PreS-Gr 1—A young girl discovers a world of exuberant rhythm in her neighborhood, from the drummer in the park to playground clapping games to the subtle beat of butterfly wings. The straightforward narrative captures the engaging ways the narrator finds her own rhythm exploring the world around her. She "[hears] a rhythm with [her] ears," "[looks] at the rhythm with [her] eyes," "[catches] the rhythm with [her] hands," and much more. Ready made for storytime, Schofield-Morrison's text pulses with a beat of its own and practically demands audiences to clap along. Each double-page spread offers interactive elements that work for a range of ages, from vocabulary presenting each way the narrator catches the rhythm (hands, knees, feet, and more) to the fun readers can have joining in and keeping the rhythm with their own fingers, singing it with their own mouth, or tapping it with their own toes. Morrison's oil-on-canvas illustrations take their lead from the energetic text but form the core of the story with expansive spreads crackling with movement. A rich, color palette helps the action jump off the page, with a bright blue sky as the backdrop for the yellows and golds and greens of the setting complementing an array of pinks, especially the narrator's bright pink dress. The urban setting and varied cast of characters make this title particularly valuable, showcasing diversity as an integral part of everyday life.—Ted McCoy, Springfield City Library, MA [Page 96]. (c) Copyright 2014. Library Journals LLC, a wholly owned subsidiary of Media Source, Inc. No redistribution permitted.

Review by Publisher Summary 1

Walking with her mother to the park, an exuberant little girl hears music in the sounds all around her that inspires her to sniff, snap and shake before bursting into an impromptu dance that is joined by other children. Illustrated by the Coretta Scott King/John Steptoe New Talent Award-winning artist of Jazzy Miz Mozetta.

Review by Publisher Summary 2

On a trip to the park with her mother, a young girl hears a rhythm coming from the world around her and begins to move to the beat, finally beginning an impromptu dance in which other childen join her.

Review by Publisher Summary 3

This toe-tapping, finger-snapping walk through the neighborhood is a treat for the ears and eyes!

Review by Publisher Summary 4

On a simple trip to the park, the joy of music overtakes a mother and daughter. The little girl hears a rhythm coming from the world around her- from butterflies, to street performers, to ice cream sellers everything is musical!
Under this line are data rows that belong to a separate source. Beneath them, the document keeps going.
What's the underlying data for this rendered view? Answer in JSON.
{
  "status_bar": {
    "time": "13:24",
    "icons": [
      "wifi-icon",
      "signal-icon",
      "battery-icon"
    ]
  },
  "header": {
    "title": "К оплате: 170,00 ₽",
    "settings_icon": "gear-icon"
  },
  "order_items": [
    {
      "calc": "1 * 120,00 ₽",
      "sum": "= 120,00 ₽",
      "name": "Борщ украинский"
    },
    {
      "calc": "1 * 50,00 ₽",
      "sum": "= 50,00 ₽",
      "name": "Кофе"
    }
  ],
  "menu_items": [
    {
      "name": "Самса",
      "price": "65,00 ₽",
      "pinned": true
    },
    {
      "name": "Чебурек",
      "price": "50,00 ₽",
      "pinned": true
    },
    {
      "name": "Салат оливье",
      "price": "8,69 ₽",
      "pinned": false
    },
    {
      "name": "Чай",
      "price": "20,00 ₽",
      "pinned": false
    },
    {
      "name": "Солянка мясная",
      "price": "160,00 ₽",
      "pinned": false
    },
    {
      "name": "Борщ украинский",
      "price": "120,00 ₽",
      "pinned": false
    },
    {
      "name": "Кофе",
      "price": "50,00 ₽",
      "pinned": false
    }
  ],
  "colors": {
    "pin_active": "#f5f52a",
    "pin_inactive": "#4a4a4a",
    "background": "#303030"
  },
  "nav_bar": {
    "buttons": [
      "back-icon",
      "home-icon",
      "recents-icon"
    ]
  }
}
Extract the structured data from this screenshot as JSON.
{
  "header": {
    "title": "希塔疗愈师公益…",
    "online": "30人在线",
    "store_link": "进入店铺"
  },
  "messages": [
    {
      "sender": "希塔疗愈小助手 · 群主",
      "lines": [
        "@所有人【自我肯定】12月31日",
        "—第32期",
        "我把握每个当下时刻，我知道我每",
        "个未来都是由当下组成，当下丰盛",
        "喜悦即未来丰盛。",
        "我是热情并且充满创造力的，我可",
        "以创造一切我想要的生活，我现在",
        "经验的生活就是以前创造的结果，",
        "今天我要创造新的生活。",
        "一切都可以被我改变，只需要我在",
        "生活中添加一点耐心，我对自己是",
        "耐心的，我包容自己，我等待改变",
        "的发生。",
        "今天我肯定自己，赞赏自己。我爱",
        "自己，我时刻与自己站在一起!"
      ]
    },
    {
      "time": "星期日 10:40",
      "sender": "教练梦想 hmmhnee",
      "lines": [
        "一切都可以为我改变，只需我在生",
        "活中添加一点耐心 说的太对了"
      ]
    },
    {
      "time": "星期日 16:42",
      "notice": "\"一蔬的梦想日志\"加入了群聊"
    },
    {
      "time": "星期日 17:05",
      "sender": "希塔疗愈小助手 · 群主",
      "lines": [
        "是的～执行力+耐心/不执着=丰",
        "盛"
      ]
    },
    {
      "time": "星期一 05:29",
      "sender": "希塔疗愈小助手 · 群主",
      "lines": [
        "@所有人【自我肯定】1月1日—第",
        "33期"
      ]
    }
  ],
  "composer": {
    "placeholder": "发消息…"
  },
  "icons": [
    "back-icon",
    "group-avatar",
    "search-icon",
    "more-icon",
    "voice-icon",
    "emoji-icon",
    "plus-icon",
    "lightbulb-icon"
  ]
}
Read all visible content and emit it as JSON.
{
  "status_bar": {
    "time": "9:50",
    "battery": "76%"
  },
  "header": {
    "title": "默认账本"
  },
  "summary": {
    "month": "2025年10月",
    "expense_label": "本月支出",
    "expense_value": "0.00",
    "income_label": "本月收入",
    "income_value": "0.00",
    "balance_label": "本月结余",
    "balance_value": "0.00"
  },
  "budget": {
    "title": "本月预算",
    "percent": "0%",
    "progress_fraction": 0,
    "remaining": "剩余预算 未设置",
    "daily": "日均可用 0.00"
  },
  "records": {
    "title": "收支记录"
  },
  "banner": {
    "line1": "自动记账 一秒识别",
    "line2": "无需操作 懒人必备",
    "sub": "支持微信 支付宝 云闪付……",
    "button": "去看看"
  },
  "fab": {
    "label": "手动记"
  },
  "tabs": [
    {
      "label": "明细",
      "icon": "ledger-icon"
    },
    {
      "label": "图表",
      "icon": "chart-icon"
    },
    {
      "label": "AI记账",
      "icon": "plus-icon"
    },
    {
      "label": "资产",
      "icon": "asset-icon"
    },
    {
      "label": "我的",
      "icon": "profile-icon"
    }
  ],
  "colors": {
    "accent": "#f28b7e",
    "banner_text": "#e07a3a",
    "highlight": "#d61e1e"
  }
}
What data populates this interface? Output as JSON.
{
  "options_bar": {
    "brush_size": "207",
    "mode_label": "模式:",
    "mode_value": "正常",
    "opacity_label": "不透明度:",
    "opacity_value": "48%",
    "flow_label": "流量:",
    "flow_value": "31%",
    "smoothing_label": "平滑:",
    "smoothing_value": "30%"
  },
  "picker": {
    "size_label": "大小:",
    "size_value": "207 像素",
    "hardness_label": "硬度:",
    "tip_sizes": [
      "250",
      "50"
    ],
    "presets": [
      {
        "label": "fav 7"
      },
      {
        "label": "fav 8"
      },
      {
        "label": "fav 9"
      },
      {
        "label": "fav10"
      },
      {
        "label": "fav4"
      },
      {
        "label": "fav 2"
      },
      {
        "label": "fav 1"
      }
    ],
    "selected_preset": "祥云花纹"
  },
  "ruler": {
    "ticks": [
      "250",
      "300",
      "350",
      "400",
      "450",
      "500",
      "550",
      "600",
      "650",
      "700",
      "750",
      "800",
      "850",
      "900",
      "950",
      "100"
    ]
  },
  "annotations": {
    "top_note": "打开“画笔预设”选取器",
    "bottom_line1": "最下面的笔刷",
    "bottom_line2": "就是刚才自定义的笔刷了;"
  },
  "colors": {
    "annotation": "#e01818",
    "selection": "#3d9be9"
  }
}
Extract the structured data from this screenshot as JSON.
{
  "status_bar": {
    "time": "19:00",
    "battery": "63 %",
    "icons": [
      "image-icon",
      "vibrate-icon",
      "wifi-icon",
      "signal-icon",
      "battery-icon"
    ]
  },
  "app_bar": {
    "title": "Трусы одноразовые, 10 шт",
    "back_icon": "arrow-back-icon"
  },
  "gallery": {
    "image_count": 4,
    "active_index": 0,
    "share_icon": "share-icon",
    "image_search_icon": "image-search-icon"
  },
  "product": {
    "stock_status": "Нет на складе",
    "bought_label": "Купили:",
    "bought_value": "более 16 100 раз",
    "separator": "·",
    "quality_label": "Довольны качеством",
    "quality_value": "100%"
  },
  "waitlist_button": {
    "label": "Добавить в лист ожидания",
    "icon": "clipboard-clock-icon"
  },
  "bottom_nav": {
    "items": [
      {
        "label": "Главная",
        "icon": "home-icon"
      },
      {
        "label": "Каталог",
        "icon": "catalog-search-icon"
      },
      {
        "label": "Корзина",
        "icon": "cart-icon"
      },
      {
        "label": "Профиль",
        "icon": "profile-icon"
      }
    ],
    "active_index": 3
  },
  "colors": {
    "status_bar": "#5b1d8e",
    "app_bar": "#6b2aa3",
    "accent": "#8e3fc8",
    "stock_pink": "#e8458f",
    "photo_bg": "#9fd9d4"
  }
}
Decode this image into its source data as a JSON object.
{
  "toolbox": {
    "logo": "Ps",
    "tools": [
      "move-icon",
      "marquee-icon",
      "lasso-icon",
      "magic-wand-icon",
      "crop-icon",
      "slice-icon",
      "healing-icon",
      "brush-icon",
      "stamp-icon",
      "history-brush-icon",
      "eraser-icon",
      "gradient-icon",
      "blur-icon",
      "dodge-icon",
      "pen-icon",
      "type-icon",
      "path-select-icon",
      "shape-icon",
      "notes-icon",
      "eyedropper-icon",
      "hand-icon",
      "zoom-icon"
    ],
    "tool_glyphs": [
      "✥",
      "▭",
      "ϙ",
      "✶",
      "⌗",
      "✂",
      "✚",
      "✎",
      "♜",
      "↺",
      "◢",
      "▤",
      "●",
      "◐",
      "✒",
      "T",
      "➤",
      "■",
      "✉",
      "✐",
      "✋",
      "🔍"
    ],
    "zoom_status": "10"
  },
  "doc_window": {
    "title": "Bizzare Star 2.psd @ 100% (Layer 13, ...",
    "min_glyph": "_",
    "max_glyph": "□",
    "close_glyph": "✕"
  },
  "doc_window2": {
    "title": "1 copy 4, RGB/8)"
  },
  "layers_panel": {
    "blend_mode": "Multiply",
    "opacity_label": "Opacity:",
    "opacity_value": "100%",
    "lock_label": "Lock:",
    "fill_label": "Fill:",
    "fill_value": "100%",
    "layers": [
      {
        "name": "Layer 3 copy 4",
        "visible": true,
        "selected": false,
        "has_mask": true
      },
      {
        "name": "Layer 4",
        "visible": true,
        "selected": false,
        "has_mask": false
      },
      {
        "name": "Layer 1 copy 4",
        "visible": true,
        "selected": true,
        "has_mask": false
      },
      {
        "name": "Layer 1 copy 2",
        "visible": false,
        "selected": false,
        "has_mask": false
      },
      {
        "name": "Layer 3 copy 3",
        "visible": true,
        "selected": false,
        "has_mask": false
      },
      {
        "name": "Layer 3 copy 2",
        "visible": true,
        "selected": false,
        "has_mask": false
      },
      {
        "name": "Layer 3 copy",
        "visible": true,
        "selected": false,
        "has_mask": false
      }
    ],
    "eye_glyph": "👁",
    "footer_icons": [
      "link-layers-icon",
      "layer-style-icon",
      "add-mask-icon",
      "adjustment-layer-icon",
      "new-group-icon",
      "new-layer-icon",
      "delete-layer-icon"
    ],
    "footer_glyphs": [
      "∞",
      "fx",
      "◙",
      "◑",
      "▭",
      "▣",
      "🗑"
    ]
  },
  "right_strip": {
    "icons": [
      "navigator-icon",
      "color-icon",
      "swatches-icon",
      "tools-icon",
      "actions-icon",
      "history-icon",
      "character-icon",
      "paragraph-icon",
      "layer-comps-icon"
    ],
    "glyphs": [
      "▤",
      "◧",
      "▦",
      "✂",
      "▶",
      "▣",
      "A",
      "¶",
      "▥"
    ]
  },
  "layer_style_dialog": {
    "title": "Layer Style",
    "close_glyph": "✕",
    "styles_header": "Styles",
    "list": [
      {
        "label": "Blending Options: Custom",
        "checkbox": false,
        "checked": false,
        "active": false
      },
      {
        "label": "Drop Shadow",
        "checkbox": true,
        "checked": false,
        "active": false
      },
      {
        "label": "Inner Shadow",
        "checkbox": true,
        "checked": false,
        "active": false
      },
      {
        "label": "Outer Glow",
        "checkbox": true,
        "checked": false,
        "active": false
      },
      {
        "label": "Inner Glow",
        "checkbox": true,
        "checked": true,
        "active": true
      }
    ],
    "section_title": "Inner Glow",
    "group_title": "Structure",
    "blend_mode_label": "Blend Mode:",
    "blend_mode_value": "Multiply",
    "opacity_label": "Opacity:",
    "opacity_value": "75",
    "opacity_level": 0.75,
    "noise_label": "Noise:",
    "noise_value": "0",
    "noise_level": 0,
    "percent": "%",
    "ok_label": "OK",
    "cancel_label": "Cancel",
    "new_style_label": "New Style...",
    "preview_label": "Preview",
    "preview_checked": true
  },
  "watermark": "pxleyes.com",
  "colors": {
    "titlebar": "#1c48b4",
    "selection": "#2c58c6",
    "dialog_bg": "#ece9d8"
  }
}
She sniffs, snaps, and shakes her way into the heart of the beat, finally busting out in an impromptu dance, which all the kids join in on! Award-winning illustrator Frank Morrison and Connie Schofield-Morrison, capture the beat of the street, to create a rollicking read that will get any kid in the mood to boogie.